How Chatting with Strangers Helps for Travel and Life
People skills and communication skills are two of the most important things that you can develop to help you succeed in life. Nobody is born a great communicator, it takes practice and effort. However chatting with strangers is something that we can all do and will have a profound effect on your life, let me explain why.
Communication and Chatting with Strangers
We all start with no words and learn how to say Mama or Mum and then progress from there.
Nobody is born a great communicator, it takes practice.
How do you get to practice? You have to talk to other people, lots of other people.
The first lesson I learned from chatting with strangers is that people want to talk about their lives.
Everyone’s favourite conversation is about themselves!
To start a conversation, you just give the other person an opportunity to talk about their life.
The secret is getting to the topic that the other person want’s to talk about the most and then just listening.
You can read a person’s body language and the shortness of their answers to find which topics that they aren’t interested in.
How can you tell if someone does CrossFit?
They’ll tell you!
How to Start Chatting with Strangers
A stranger is just a friend I haven’t met yet.
Some of the most interesting conversations where I learn new things come from chatting with strangers.
Sitting next to a stranger on an aeroplane, a train or a bus. Talking to someone sat down is a good opportunity as you are not trying to stop someone in motion like when they are walking. A park bench is another good option. If you start to seek out these opportunities you will soon notice them all over the place.
A few that I like are asking someone for directions, the time, or helping someone who looks lost.
As a traveller, I am often an outsider just visiting a place for a short period. Now this has its advantages as people see you differently when you are travelling.
Unlike London and big cities where people have a sense of anonymity, as the chances of bumping into someone again are very low, people from small villages can get this freedom from travel. However, if I visit a small village for a few days, as the outsider I can offer a local an opportunity to tell me anything, I’m like a safe haven.
Chatting with Strangers as Therapy
You can chat anything, your deepest fears, your darkest secrets that you haven’t told anyone. You can unburden yourself much the same way that people go and see a psychologist and pay for therapy to talk about all their problems. Now although this doesn’t happen every day, it is something beautiful when it does. I have had a few talks on park benches, trains and aeroplanes.

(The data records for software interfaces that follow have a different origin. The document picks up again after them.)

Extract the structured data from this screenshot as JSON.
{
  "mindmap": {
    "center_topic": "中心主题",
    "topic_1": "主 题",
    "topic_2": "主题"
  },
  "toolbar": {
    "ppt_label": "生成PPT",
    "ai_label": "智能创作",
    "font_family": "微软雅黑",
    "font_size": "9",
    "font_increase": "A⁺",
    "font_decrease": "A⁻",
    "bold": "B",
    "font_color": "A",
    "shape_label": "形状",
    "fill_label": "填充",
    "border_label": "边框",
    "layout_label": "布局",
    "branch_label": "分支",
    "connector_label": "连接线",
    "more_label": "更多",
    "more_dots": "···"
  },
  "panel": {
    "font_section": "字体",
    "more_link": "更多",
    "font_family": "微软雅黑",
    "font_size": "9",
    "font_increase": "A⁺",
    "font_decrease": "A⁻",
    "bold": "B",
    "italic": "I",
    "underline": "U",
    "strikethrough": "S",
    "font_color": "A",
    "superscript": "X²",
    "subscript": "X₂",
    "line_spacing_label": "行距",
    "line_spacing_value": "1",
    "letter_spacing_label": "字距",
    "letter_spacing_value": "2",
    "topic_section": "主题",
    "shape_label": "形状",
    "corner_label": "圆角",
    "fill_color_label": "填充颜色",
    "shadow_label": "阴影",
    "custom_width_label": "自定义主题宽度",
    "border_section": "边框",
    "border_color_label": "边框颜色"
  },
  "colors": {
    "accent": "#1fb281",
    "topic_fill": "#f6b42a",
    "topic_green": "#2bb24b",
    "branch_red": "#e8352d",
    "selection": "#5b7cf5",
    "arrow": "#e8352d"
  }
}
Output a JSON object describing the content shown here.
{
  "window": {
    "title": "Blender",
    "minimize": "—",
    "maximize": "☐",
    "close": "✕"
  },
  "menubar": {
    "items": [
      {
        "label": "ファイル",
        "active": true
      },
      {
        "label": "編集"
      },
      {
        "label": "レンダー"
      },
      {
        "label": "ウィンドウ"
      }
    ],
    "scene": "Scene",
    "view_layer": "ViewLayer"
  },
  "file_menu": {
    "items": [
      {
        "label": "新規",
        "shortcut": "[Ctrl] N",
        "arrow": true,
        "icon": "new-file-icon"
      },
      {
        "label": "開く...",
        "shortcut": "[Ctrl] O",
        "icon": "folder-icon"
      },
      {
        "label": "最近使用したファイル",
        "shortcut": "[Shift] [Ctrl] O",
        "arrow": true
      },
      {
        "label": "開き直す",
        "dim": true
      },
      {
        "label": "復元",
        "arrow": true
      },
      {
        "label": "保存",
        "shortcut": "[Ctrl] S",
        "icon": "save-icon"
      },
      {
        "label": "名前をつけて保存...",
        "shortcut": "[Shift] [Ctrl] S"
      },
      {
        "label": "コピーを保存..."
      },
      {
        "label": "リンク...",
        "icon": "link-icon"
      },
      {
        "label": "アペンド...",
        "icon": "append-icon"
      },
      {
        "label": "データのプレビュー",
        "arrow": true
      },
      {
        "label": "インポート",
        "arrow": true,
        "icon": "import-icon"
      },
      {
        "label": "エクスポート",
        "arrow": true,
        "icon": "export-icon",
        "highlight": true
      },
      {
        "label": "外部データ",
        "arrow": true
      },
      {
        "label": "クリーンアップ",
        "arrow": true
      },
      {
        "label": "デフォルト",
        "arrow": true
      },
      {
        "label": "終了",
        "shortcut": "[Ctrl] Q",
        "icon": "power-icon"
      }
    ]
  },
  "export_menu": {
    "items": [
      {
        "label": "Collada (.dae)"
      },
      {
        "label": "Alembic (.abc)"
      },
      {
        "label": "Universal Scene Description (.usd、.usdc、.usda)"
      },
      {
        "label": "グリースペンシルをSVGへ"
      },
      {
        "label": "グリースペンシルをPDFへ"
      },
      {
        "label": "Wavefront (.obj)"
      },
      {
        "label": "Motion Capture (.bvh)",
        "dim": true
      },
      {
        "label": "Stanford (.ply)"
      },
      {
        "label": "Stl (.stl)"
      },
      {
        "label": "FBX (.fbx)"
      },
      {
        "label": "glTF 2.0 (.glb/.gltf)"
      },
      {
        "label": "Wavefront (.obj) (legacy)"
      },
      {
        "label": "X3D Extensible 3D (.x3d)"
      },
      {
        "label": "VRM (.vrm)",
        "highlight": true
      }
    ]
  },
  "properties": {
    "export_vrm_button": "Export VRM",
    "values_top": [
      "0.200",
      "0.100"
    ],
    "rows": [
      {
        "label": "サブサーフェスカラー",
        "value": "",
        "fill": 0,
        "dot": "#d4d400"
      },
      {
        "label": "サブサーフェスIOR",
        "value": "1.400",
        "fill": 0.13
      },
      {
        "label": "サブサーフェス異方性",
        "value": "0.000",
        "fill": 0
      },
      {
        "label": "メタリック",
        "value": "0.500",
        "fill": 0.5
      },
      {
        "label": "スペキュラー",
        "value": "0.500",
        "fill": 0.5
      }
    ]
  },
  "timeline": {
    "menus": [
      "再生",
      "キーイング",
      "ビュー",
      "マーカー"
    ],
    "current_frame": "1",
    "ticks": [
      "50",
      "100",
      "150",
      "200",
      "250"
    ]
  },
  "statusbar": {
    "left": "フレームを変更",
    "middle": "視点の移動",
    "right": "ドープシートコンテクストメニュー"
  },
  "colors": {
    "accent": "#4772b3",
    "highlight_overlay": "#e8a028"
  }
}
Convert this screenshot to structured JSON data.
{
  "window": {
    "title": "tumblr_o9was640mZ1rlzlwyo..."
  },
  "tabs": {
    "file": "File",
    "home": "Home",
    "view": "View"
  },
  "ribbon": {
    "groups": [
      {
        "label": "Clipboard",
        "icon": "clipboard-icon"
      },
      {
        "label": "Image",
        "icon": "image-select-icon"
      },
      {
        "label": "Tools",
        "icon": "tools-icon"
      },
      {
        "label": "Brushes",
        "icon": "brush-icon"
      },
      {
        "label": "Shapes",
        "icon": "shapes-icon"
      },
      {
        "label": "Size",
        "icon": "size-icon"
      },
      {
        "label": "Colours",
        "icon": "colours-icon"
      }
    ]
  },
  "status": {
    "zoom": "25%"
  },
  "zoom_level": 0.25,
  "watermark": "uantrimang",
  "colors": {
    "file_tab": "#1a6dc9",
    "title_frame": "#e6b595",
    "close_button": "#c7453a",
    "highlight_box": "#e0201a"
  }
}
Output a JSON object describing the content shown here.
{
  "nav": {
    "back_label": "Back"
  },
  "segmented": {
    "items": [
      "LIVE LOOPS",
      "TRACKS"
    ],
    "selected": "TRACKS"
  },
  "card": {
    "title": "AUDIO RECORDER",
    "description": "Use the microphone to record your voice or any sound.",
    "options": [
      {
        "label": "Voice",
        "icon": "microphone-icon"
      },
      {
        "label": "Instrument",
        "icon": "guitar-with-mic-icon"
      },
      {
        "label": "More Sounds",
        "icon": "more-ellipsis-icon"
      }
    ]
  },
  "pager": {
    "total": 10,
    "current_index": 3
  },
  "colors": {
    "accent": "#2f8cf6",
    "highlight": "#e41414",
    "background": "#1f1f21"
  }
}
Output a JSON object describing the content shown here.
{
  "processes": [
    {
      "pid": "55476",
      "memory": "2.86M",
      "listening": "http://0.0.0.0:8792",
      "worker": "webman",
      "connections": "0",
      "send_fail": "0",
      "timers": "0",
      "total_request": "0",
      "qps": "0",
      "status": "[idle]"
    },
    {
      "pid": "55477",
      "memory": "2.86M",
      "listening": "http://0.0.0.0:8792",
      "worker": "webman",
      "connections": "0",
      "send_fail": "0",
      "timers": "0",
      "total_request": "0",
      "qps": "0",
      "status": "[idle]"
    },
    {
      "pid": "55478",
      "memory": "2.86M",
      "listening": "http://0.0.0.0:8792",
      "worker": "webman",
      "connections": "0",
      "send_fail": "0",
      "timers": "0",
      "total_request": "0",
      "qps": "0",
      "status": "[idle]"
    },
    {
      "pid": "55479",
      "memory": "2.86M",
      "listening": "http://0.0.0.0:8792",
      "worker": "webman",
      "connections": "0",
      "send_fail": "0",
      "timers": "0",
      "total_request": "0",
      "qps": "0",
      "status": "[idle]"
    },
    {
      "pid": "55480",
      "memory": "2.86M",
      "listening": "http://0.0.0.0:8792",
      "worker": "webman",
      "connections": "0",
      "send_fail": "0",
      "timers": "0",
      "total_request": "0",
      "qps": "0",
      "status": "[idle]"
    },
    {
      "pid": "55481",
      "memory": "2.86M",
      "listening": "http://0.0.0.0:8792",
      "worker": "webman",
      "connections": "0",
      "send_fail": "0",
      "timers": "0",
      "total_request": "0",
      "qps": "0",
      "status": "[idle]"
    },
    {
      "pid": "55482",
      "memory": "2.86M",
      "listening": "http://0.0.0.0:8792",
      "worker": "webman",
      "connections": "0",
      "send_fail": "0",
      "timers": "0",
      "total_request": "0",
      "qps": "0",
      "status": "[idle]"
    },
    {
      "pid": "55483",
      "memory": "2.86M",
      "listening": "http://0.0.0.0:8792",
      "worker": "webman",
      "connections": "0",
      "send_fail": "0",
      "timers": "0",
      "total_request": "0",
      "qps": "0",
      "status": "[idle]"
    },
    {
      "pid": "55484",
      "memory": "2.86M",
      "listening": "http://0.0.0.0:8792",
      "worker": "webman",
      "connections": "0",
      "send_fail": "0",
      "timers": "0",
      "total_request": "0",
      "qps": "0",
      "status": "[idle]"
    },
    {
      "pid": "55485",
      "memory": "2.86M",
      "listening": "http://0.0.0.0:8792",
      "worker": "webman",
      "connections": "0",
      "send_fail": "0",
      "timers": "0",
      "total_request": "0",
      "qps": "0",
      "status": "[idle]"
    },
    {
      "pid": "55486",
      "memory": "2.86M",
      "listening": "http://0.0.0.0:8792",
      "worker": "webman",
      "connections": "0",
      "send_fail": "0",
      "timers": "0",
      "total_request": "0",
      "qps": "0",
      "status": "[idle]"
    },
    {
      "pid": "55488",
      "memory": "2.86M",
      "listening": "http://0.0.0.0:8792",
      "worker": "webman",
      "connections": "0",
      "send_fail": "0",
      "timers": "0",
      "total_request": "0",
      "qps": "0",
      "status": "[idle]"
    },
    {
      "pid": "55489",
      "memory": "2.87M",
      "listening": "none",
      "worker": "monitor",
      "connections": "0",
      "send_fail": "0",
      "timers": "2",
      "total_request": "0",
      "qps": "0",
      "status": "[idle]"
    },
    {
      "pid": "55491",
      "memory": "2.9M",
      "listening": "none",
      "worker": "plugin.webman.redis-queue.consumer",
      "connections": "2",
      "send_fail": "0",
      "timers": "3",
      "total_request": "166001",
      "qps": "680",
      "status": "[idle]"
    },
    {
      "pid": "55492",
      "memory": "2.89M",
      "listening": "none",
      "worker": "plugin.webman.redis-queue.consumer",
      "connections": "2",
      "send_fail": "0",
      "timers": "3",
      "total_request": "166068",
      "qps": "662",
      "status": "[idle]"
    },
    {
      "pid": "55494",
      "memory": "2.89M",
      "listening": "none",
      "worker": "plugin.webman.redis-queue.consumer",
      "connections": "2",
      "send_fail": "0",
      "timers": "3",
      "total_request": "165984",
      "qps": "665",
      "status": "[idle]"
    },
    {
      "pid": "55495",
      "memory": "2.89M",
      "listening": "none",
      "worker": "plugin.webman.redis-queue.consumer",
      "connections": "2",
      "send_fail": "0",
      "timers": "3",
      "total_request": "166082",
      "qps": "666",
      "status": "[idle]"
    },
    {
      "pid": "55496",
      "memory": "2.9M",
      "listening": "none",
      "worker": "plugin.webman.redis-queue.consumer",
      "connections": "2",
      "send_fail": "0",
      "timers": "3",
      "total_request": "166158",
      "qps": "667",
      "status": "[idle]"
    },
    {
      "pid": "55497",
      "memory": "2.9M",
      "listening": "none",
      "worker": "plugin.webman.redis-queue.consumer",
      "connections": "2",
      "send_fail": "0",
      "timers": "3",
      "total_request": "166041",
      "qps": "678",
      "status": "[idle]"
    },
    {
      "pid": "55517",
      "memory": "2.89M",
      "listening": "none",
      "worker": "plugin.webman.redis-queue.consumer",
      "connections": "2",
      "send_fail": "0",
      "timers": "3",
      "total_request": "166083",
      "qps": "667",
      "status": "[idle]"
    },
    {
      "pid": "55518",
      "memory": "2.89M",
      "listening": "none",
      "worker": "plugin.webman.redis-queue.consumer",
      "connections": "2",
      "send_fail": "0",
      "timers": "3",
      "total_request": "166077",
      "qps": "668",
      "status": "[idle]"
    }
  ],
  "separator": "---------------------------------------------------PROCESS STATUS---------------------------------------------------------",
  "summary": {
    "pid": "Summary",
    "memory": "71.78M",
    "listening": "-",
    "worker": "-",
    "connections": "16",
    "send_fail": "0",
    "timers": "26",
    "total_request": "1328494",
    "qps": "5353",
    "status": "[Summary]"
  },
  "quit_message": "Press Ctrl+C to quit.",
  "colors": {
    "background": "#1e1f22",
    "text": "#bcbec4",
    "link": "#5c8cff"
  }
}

Strangers also have no bias or agenda, so you can talk about your drama or problems and get honest feedback.
I have listened to people in bad situations and helped them get it all off their chest. We often do not realise the impact that we have on other people’s lives.
Communication and Feelings
People can remember useful points we made long after we forget the conversation and these can have a lasting effect on their life. I hope I have that kind of impact on people’s lives and am a force for good in the world.
People will often forget what you said and what you did, but they rarely forget how you made them feel.
People open up if you give them the opportunity and the right environment, especially if they are having a rough time and need someone to listen to them.
Everybody loves attention, many people crave it, after all, I think attention is the most addictive of drugs.
If you stop to listen to someone and show a genuine interest instead of just waiting for your turn to speak you will see a huge difference in your relationships. Put someone in the spotlight, and turn them into a rock star by asking questions and showing an interest in their life.
This works very well for interviews or any situation where you are meeting someone for the first time.
Try get the other person talking about themselves. People love to talk about themselves. It means they will ask you fewer questions, and at the end they are more likely to feel good about you simply because they enjoyed talking about themselves although they don’t realise why!
Use questions such as:
How did you start working for this company?
How do you like it here?
What did you do before this?
Generally showing an interest in the other person really helps.
This works better if you are interviewed by the hiring manager and not someone from HR or a recruitment agency.